Science in the Movies and Real Life

In the current smash hit, The Martian, Matt Damon plays a NASA botanist who is stranded and has to find a way to survive on Mars using his scientific skills, aided by the inventiveness of earth-bound rocket scientists and other experts. In addition to its engaging story and cinematography, The Martian pays homage to the power of science to conceive of grand visions and solve seeming insurmountable problems.

Science -- and scientists -- in real life often get much less respect. In the world outside the multiplex, they are often subjected to criticism or outright disbelief. While science skeptics are rarely a majority of Americans, they attract attention and wield cultural and political influence well beyond their numbers. On climate change, only fifty percent of the public believes it is caused by human activity (compared to 87 percent of scientists). Combined with the nine percent who believe it does not exist, they have helped stymie accepting responsibility to address the problem. On evolution, only 65 percent believe that humans have evolved over time (compared to 98 percent of scientists), and the 33 percent who believe humans have always existed in their present form claim that evolution is "just one theory," a profound misinterpretation of what a theory means in science. In regard to vaccinations, 24 percent of Americans believe they are a likely cause of autism. Their impact results in only 68 percent of the public saying that vaccinations should be required (compared to 86 percent of scientists), threatening not only the health of their children but of others as well. On some issues, scientists are even barred from applying their methods, such as the long-standing Congressional opposition to funding for research on the causes of gun violence.

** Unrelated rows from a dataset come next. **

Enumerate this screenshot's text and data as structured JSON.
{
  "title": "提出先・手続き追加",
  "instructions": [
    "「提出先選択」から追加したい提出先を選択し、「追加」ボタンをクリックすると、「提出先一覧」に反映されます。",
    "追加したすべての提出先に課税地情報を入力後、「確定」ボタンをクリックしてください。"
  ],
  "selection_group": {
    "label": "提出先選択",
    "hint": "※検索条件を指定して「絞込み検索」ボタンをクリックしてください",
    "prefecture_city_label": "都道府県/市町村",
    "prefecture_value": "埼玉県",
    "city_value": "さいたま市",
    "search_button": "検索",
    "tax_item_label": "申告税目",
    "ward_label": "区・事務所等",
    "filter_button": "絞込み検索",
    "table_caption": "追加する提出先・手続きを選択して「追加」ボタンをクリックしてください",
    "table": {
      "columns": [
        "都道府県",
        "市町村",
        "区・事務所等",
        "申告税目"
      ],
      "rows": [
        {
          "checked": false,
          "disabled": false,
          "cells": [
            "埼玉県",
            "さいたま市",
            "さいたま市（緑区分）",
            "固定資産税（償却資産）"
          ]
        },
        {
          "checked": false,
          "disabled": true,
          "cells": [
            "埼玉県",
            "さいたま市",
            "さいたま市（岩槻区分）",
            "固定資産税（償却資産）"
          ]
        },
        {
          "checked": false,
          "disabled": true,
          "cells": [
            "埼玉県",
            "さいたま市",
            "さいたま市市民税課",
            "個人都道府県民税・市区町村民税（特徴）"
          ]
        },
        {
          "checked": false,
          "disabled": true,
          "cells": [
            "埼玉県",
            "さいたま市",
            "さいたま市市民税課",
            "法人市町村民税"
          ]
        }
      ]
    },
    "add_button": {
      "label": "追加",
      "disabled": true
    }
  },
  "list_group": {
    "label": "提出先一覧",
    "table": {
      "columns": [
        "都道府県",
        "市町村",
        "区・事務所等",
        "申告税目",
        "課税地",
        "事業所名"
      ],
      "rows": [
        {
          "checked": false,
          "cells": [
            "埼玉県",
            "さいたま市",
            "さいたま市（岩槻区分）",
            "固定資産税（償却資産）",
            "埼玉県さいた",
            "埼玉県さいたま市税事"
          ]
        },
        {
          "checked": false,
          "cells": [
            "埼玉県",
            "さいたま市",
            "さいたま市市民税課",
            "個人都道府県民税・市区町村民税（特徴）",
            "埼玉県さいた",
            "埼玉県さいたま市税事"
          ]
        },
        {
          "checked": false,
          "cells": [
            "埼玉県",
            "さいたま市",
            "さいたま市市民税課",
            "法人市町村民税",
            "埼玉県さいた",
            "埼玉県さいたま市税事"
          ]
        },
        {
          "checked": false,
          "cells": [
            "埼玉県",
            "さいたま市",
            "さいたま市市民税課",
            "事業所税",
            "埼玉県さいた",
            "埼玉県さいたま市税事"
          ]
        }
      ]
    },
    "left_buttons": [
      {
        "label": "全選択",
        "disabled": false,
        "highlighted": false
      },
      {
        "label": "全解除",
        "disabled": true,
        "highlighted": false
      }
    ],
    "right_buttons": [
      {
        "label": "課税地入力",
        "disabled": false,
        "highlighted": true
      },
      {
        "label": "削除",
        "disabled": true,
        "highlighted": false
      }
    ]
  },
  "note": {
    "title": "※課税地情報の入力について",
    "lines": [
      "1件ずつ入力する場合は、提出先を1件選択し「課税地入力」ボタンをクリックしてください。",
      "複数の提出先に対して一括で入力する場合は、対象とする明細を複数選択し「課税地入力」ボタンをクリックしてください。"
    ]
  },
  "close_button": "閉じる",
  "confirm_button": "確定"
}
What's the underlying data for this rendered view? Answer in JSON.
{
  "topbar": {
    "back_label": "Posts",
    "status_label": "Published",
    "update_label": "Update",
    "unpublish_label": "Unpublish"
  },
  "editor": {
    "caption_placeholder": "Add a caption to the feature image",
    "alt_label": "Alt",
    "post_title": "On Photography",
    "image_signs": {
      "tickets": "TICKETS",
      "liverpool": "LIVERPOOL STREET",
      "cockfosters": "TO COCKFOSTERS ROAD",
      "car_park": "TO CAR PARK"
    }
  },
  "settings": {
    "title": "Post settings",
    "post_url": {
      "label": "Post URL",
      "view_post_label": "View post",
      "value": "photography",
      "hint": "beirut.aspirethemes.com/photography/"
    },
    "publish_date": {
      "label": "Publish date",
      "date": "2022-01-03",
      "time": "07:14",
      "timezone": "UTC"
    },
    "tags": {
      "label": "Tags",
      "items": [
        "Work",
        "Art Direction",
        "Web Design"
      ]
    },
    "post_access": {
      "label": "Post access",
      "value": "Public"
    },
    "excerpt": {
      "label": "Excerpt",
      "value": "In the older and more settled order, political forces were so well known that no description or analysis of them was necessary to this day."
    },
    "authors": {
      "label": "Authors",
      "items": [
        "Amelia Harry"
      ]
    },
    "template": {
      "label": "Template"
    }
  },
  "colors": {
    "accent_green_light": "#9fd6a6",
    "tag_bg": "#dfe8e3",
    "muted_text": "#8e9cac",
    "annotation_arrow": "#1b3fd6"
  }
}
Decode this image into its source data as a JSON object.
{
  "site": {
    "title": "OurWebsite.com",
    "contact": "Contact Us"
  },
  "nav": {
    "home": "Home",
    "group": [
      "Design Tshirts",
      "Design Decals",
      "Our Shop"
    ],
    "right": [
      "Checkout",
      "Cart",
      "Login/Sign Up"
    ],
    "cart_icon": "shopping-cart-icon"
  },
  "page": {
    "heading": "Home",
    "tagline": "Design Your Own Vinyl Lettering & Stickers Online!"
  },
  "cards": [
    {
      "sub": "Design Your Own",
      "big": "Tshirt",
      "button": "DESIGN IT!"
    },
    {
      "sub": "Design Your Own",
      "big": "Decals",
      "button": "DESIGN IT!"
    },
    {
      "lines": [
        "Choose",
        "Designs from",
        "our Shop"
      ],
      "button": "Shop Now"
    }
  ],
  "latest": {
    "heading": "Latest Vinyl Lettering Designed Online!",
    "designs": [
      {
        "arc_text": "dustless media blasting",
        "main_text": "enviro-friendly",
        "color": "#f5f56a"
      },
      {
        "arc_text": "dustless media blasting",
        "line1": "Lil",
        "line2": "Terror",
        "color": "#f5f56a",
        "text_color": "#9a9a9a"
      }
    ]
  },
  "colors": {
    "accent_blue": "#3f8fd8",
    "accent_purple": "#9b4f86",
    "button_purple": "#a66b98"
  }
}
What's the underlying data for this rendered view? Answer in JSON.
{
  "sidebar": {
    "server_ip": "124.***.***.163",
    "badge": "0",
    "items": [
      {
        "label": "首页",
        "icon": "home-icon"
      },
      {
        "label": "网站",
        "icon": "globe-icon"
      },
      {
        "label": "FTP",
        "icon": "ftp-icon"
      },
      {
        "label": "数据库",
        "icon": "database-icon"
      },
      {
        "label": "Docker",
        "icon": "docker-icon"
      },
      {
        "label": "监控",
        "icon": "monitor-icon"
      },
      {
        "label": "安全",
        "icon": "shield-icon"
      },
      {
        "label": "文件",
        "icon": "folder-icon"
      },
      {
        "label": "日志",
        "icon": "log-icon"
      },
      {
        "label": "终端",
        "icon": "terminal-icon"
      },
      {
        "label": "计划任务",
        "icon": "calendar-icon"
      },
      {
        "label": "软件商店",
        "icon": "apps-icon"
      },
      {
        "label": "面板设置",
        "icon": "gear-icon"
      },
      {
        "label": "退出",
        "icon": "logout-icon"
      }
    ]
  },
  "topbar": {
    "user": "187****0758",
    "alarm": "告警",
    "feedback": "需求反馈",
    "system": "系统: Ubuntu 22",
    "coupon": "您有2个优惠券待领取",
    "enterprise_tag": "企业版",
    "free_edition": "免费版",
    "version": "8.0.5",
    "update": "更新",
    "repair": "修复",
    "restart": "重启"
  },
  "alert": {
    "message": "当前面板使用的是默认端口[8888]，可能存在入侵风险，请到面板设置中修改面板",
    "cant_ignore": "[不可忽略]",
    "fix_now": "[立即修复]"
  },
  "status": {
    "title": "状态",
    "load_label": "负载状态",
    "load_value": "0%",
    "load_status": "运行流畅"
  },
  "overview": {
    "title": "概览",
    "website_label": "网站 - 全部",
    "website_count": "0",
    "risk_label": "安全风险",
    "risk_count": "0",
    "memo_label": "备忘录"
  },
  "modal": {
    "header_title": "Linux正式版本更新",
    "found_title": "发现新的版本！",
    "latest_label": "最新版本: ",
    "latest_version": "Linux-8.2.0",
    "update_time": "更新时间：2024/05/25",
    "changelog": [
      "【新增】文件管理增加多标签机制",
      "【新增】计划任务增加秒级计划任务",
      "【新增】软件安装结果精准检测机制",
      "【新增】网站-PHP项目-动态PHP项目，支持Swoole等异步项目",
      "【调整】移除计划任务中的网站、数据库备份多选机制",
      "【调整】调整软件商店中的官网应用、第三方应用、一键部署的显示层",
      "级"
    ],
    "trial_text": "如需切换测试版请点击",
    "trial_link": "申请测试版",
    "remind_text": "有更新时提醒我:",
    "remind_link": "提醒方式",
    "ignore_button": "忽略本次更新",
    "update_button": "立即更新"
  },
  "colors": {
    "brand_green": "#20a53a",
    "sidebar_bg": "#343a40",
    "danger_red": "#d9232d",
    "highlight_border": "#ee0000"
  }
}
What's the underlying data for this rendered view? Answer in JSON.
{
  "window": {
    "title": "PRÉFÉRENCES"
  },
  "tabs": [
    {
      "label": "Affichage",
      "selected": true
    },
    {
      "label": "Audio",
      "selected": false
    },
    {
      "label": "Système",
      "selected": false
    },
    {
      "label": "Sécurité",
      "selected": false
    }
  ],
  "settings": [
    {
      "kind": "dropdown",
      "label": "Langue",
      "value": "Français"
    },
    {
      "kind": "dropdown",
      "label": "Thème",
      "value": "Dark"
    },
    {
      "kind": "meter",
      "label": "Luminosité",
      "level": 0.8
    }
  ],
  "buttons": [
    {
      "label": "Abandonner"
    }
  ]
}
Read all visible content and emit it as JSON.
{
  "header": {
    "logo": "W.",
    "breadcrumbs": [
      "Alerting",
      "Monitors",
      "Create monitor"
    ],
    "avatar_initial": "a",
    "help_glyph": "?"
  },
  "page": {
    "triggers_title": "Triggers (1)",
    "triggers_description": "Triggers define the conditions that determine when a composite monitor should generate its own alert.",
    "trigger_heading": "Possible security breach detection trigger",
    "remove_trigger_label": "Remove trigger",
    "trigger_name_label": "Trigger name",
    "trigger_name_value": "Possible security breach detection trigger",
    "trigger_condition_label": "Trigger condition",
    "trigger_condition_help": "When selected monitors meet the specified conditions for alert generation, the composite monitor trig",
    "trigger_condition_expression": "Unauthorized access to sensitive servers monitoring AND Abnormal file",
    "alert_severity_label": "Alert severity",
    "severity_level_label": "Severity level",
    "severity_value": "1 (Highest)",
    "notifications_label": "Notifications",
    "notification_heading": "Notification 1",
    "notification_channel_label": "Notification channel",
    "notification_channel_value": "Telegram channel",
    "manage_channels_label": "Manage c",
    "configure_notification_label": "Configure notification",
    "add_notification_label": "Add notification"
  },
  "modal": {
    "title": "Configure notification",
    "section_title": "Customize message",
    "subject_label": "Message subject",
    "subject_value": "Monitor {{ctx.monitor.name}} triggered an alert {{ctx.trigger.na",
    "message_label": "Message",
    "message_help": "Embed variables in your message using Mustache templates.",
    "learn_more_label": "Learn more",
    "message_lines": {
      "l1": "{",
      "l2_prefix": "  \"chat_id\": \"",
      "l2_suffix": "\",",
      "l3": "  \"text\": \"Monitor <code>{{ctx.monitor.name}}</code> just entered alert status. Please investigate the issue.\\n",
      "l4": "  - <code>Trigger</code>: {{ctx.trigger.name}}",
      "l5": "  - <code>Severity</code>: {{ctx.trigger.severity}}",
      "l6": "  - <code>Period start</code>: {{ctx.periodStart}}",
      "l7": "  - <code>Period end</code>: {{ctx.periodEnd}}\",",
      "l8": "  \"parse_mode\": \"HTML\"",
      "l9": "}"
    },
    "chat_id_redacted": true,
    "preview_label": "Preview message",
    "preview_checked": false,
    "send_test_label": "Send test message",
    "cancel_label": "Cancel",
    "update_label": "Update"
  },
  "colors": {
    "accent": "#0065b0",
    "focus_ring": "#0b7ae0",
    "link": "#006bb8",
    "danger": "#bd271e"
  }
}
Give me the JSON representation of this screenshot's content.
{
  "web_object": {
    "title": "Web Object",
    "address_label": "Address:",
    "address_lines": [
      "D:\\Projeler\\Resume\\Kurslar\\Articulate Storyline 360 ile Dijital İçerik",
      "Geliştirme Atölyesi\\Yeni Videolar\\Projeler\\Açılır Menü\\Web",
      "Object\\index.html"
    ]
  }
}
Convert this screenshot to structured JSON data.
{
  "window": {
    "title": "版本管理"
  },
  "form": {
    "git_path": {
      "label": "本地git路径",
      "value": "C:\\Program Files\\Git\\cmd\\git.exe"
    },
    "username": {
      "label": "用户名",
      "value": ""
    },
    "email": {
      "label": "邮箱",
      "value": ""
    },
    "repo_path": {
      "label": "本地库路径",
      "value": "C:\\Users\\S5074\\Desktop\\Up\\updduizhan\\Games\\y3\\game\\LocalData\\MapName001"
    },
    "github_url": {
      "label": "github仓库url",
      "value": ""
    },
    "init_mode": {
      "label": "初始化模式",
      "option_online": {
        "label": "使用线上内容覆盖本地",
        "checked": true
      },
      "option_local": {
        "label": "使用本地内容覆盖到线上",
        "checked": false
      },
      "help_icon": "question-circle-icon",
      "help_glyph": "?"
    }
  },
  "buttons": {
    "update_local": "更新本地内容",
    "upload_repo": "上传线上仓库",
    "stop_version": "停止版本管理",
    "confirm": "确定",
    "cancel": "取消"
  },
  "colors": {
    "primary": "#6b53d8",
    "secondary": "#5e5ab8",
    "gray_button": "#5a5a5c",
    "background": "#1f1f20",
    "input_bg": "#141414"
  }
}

How can we explain this disconnect between life on the screen and on the street? This is not a trivial question. The techniques of science have been instrumental in raising the standard of living of billions, which includes relieving the world of diseases, hunger, and poverty. They have ameliorated many social problems, and they hold the promise of untold future benefits. Yet disdain for science and scientists, especially when incorporated into political movements, threatens scientific funding, progress, and a rational approach to decision making on critical issues.

One source of the distrust in science has roots in the disconnect between comforting ideologies and the discomfort inherent in the scientific process. The role of science is to subject beliefs -- the heart and soul of ideology -- to questions about assumptions, data, and conclusions. Another source of distrust in the anti-intellectualism that lurks in the background of American culture. For some, scientists are ivory-tower elitists who don't understand real life. "Joe the Plumber," not "Joe the Chemist" was chosen to represent this view, which, when unchecked, entails a willful ignorance of facts, a kind of contemporary "book burning." (It also ignored the contributions of science to modern plumbing.)

For still others, science is viewed as inherently flawed and unreliable because new results contradict earlier findings. That scientists change their conclusions based on further research is viewed as a reason to distrust science rather than as the natural result of applying the scientific method. Science's driving force is to criticize itself, an uncomfortable, unwelcome intrusion into the lives of those who seek certainty.

Trust in science is also impacted by those who misuse it to win arguments, or who stay silent when others do, solely for political advantage. In the second Republican Presidential Candidate debate, Donald Trump charged that vaccines cause autism in some children. Despite massive evidence to the contrary, the assertion went mostly unchallenged by two physicians, Ben Carson and Rand Paul, standing just feet away on the stage.

Admittedly, science itself can play a part in its own credibility gap. Some scientists have weakened the public's trust when they have manipulated data in service to fame, career advancement, or their own hypotheses. Yet, in a wholly unscientific conclusion, these exceptions are treated by many as typical of scientific practice rather than as outliers in an otherwise carefully self-monitored profession. Scientists also have too often failed to communicate adequately with the public at large, as if making their work and methods accessible to a general audience is someone else's responsibility.

One doubts that The Martian would have thrilled audiences if Matt Damon had belittled NASA, if those trying to rescue him had ignored the scientific facts of the situation they faced, if the public had turned into a witch-hunting crowd instead of cheering for science to save him, or if the director had made the science so complex and hard to understand that the audience would have been unable to follow the story. There just might be a lesson here from the movies that could be useful in real life.